Growing them in the protection of the polytunnel not only prevented damage from insect pests but gave some shelter from the baking heat of the sun too, and more even soil moisture

The biggest surprise of all were the green peppers. Last year, almost every entry in the "Any Other Vegetable Class" was a chilli of some kind or another, the committee agreed to  add another Class this season for Capsicums. As a family, we felt we should support this, and my daughter and her children entered five different varieties, but when I came to harvest the previously very reliable Cherry Bombs, they were not fit to put on the bench, I quickly cut a few of the Long Marconi peppers, sorted out three that were similar in size and shape and in they went... Best Vegetable in Show!!


Here are some of the Children's entries: Floating Flowers

 and the Muffins

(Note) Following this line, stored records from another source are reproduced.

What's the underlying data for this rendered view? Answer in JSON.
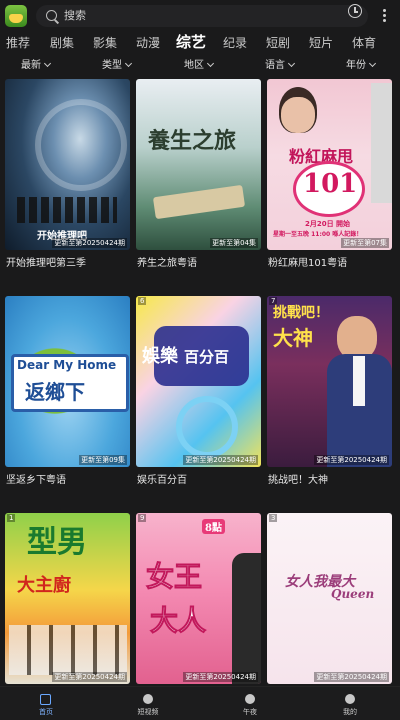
{
  "search": {
    "placeholder": "搜索"
  },
  "tabs": [
    "推荐",
    "剧集",
    "影集",
    "动漫",
    "综艺",
    "纪录",
    "短剧",
    "短片",
    "体育"
  ],
  "active_tab": "综艺",
  "filters": [
    "最新",
    "类型",
    "地区",
    "语言",
    "年份"
  ],
  "cards": [
    {
      "title": "开始推理吧第三季",
      "episode": "更新至第20250424期",
      "rank": "",
      "poster_text": "开始推理吧"
    },
    {
      "title": "养生之旅粤语",
      "episode": "更新至第04集",
      "rank": "",
      "poster_text": "養生之旅"
    },
    {
      "title": "粉红麻甩101粤语",
      "episode": "更新至第07集",
      "rank": "",
      "poster_text": "粉紅麻甩",
      "poster_text2": "101",
      "poster_text3": "2月20日 開始",
      "poster_text4": "星期一至五晚 11:00 喺人記錄！"
    },
    {
      "title": "坚返乡下粤语",
      "episode": "更新至第09集",
      "rank": "",
      "poster_text": "Dear My Home",
      "poster_text2": "返鄉下"
    },
    {
      "title": "娱乐百分百",
      "episode": "更新至第20250424期",
      "rank": "6",
      "poster_text": "娛樂",
      "poster_text2": "百分百"
    },
    {
      "title": "挑战吧！大神",
      "episode": "更新至第20250424期",
      "rank": "7",
      "poster_text": "挑戰吧！",
      "poster_text2": "大神"
    },
    {
      "title": "",
      "episode": "更新至第20250424期",
      "rank": "1",
      "poster_text": "型男",
      "poster_text2": "大主廚"
    },
    {
      "title": "",
      "episode": "更新至第20250424期",
      "rank": "9",
      "poster_text": "女王",
      "poster_text2": "大人",
      "poster_text3": "8點"
    },
    {
      "title": "",
      "episode": "更新至第20250424期",
      "rank": "3",
      "poster_text": "女人我最大",
      "poster_text2": "Queen"
    }
  ],
  "bottom_nav": [
    "首页",
    "短视频",
    "午夜",
    "我的"
  ],
  "colors": {
    "background": "#1a1a1b",
    "accent": "#7fb3ff"
  }
}
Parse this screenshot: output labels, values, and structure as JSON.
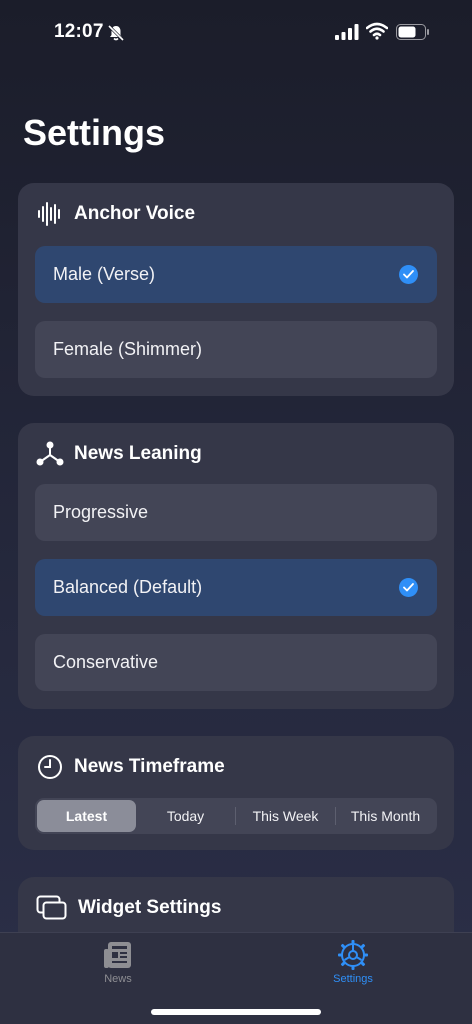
{
  "status_bar": {
    "time": "12:07"
  },
  "title": "Settings",
  "anchor_voice": {
    "title": "Anchor Voice",
    "options": [
      {
        "label": "Male (Verse)",
        "selected": true
      },
      {
        "label": "Female (Shimmer)",
        "selected": false
      }
    ]
  },
  "news_leaning": {
    "title": "News Leaning",
    "options": [
      {
        "label": "Progressive",
        "selected": false
      },
      {
        "label": "Balanced (Default)",
        "selected": true
      },
      {
        "label": "Conservative",
        "selected": false
      }
    ]
  },
  "news_timeframe": {
    "title": "News Timeframe",
    "segments": [
      "Latest",
      "Today",
      "This Week",
      "This Month"
    ],
    "active": "Latest"
  },
  "widget_settings": {
    "title": "Widget Settings"
  },
  "tab_bar": {
    "tabs": [
      {
        "label": "News",
        "icon": "newspaper-icon",
        "active": false
      },
      {
        "label": "Settings",
        "icon": "gear-icon",
        "active": true
      }
    ]
  },
  "colors": {
    "accent": "#2f8ff7",
    "selected_row": "#2f4770",
    "card": "#353748",
    "row": "#434556",
    "inactive_tab": "#8e8e93"
  }
}
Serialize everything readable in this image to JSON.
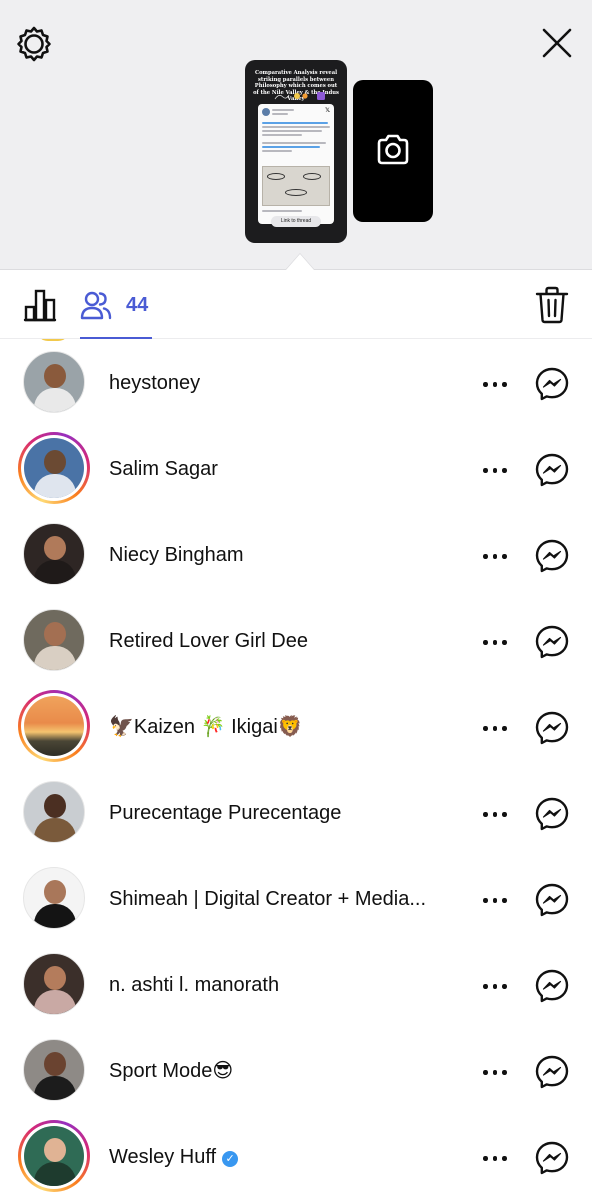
{
  "header": {
    "settings_icon": "gear-icon",
    "close_icon": "close-icon"
  },
  "story_preview": {
    "headline": "Comparative Analysis reveal striking parallels between Philosophy which comes out of the Nile Valley & the Indus Valley",
    "link_sticker": "Link to thread",
    "viewer_count": "44",
    "camera_icon": "camera-icon"
  },
  "tabs": {
    "insights_icon": "bar-chart-icon",
    "viewers_icon": "people-icon",
    "viewers_count": "44",
    "delete_icon": "trash-icon",
    "active": "viewers"
  },
  "viewers": [
    {
      "name": "heystoney",
      "ring": false,
      "verified": false,
      "avatar_bg": "#9aa3a8",
      "skin": "#8a5a3c",
      "shirt": "#e9e9e9"
    },
    {
      "name": "Salim Sagar",
      "ring": true,
      "verified": false,
      "avatar_bg": "#4a73a6",
      "skin": "#6b4a33",
      "shirt": "#dfe5ee"
    },
    {
      "name": "Niecy Bingham",
      "ring": false,
      "verified": false,
      "avatar_bg": "#2e2624",
      "skin": "#b07a5a",
      "shirt": "#1f1a19"
    },
    {
      "name": "Retired Lover Girl Dee",
      "ring": false,
      "verified": false,
      "avatar_bg": "#6f6a5e",
      "skin": "#a36f52",
      "shirt": "#d9cfc3"
    },
    {
      "name": "🦅Kaizen 🎋 Ikigai🦁",
      "ring": true,
      "verified": false,
      "avatar_bg": "#d98a4e",
      "skin": "#e7a35f",
      "shirt": "#3d3a2c",
      "sunset": true
    },
    {
      "name": "Purecentage Purecentage",
      "ring": false,
      "verified": false,
      "avatar_bg": "#c9cdd1",
      "skin": "#4b2f22",
      "shirt": "#7a5a3b"
    },
    {
      "name": "Shimeah | Digital Creator + Media...",
      "ring": false,
      "verified": false,
      "avatar_bg": "#f4f4f4",
      "skin": "#a9775a",
      "shirt": "#141414"
    },
    {
      "name": "n. ashti l. manorath",
      "ring": false,
      "verified": false,
      "avatar_bg": "#3b2f2a",
      "skin": "#b47c5c",
      "shirt": "#c9a9a4"
    },
    {
      "name": "Sport Mode😎",
      "ring": false,
      "verified": false,
      "avatar_bg": "#8e8a86",
      "skin": "#6a4330",
      "shirt": "#1c1c1c"
    },
    {
      "name": "Wesley Huff",
      "ring": true,
      "verified": true,
      "avatar_bg": "#2f6b55",
      "skin": "#e0b394",
      "shirt": "#1e3b2e"
    }
  ],
  "row_actions": {
    "more_icon": "more-dots-icon",
    "message_icon": "messenger-icon"
  },
  "colors": {
    "accent": "#4a5bd4",
    "verified": "#3897f0",
    "background_top": "#efeff1"
  }
}
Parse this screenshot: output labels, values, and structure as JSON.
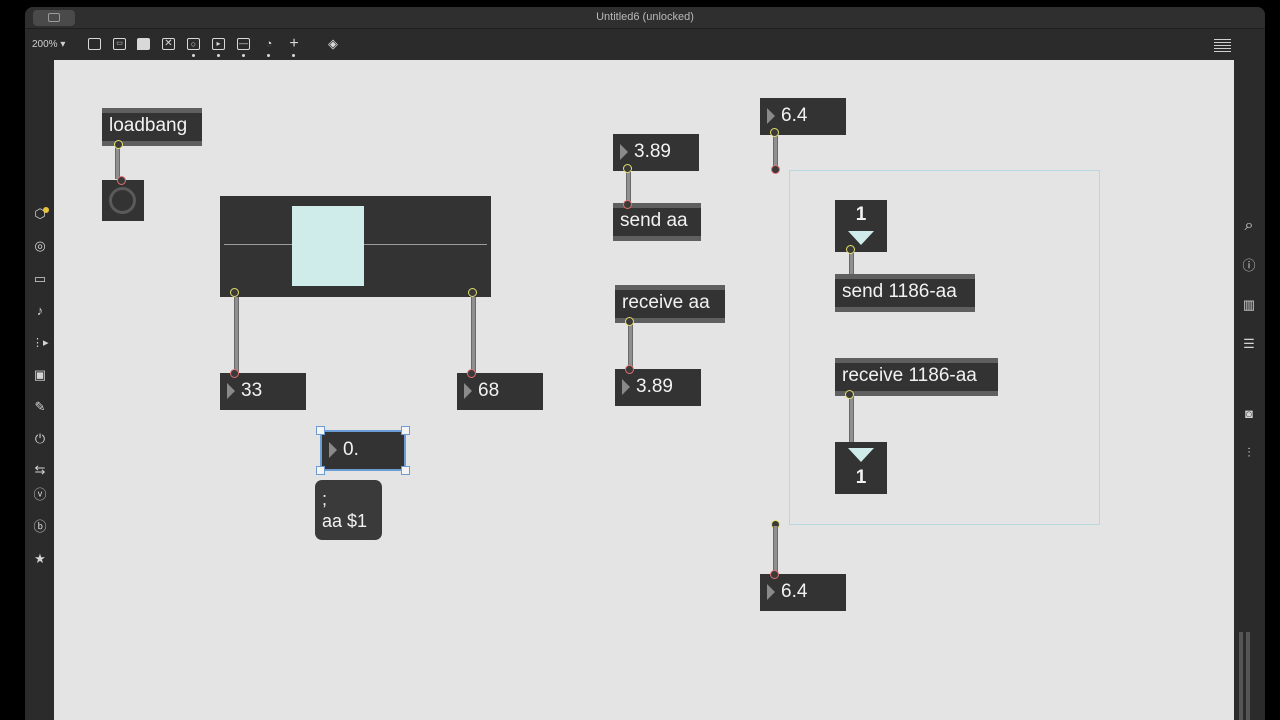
{
  "window": {
    "title": "Untitled6 (unlocked)"
  },
  "toolbar": {
    "zoom_label": "200% ▾",
    "buttons": [
      "new-object-icon",
      "new-message-icon",
      "comment-icon",
      "toggle-icon",
      "bang-icon",
      "playbar-icon",
      "slider-icon",
      "dial-icon",
      "add-icon",
      "paint-bucket-icon"
    ],
    "grid_icon": "grid-icon"
  },
  "left_sidebar": {
    "icons": [
      "package-icon",
      "target-icon",
      "window-icon",
      "music-note-icon",
      "sequence-icon",
      "image-icon",
      "paperclip-icon",
      "plug-icon",
      "loop-icon",
      "v-badge-icon",
      "b-badge-icon",
      "star-icon"
    ],
    "glyphs": [
      "⬡",
      "◎",
      "▭",
      "♪",
      "⋮▸",
      "▣",
      "✎",
      "⏻",
      "⇆",
      "ⓥ",
      "ⓑ",
      "★"
    ]
  },
  "right_sidebar": {
    "icons": [
      "search-icon",
      "info-icon",
      "book-icon",
      "list-icon",
      "camera-icon",
      "mixer-icon"
    ],
    "glyphs": [
      "⌕",
      "ⓘ",
      "▥",
      "☰",
      "◙",
      "⫶"
    ]
  },
  "patch": {
    "loadbang": "loadbang",
    "num_33": "33",
    "num_68": "68",
    "num_zero": "0.",
    "msg_semicolon": ";",
    "msg_aa": "aa $1",
    "num_389_top": "3.89",
    "send_aa": "send aa",
    "receive_aa": "receive aa",
    "num_389_bottom": "3.89",
    "num_64_top": "6.4",
    "tab_top_value": "1",
    "send_1186": "send 1186-aa",
    "receive_1186": "receive 1186-aa",
    "tab_bottom_value": "1",
    "num_64_bottom": "6.4"
  },
  "colors": {
    "canvas": "#e4e4e4",
    "object_body": "#333333",
    "slider_handle": "#cfeceb",
    "selection": "#6c9cd6",
    "inlet_yellow": "#e6de6a",
    "outlet_red": "#e46f6f"
  }
}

The two youngest cousins shared the Junior Cup, and the closely contested Senior Cup was won by our ten year old, who was also awarded a First for her Pickled Chillies in the Open Preserves Classes. Her older sister excelled in the Open Art Classes, with a first and a second for her terrific drawings. So good to see them enjoying the day, and then on the way home planning what they might do next year. I can see my long standing success with the Fothergill Cup for the Best Pot Plant Grown From Seed is going to have some serious competition from here on! 





Usually I enter almost all of the Flower Categories, but this year In only put in some dahlias:  three matched blooms

and five mixed blooms (one seems to have slipped down in the vase as the afternoon wore on!)

which, coupled with the single bloom over 17cm being awarded a First, was enough for the Dahlia Cup. Really pleased as I have never won this before, and Dahlias were one of Abi's favourites. he would have been delighted!

I grow vegetables to eat and flowers to enjoy, rather than specially for showing, bu it is certainly a good feeling seeing the best of harvests for the time in the year displayed on the benches... a great way to celebrate some of the successes of the season alongside other growers. 



02.10.2019 06:59


Makes a great addition to a Winter salad and I love the way it turns such a glorious colour in colder weather! I don't know many people who grow it either.

01.10.2019 13:33

Mark Willis

I'm pleased to see that you grow Radicchio. I always plant some each year, but it appears that not many other people appreciate it like I do!

30.09.2019 13:19


Hi Dave.. I dehydrated some too, into crisps which taste great

29.09.2019 19:29


I love homemade applesauce and like you say it is a great way to preserve the apple harvest. Our trees are gone now but we buy some every year from local orchards. I also like to dehydrate slices.

19.09.2019 15:02


Thank you Dave. Hope there are more pears from the other trees soon but it won't be a glut of any kind this year!

17.09.2019 12:41


What a lovely shot of the butterfly! Your pears look great even if it was a small harvest.

10.09.2019 01:20


That's too bad about the late blight. I am thankful we don't have it here... yet.

04.09.2019 08:29


Thanks Mark... the future of GYO is looking good !!

03.09.2019 07:43

Mark Willis

Well done! It's great to see that the younger generation are following in your footsteps.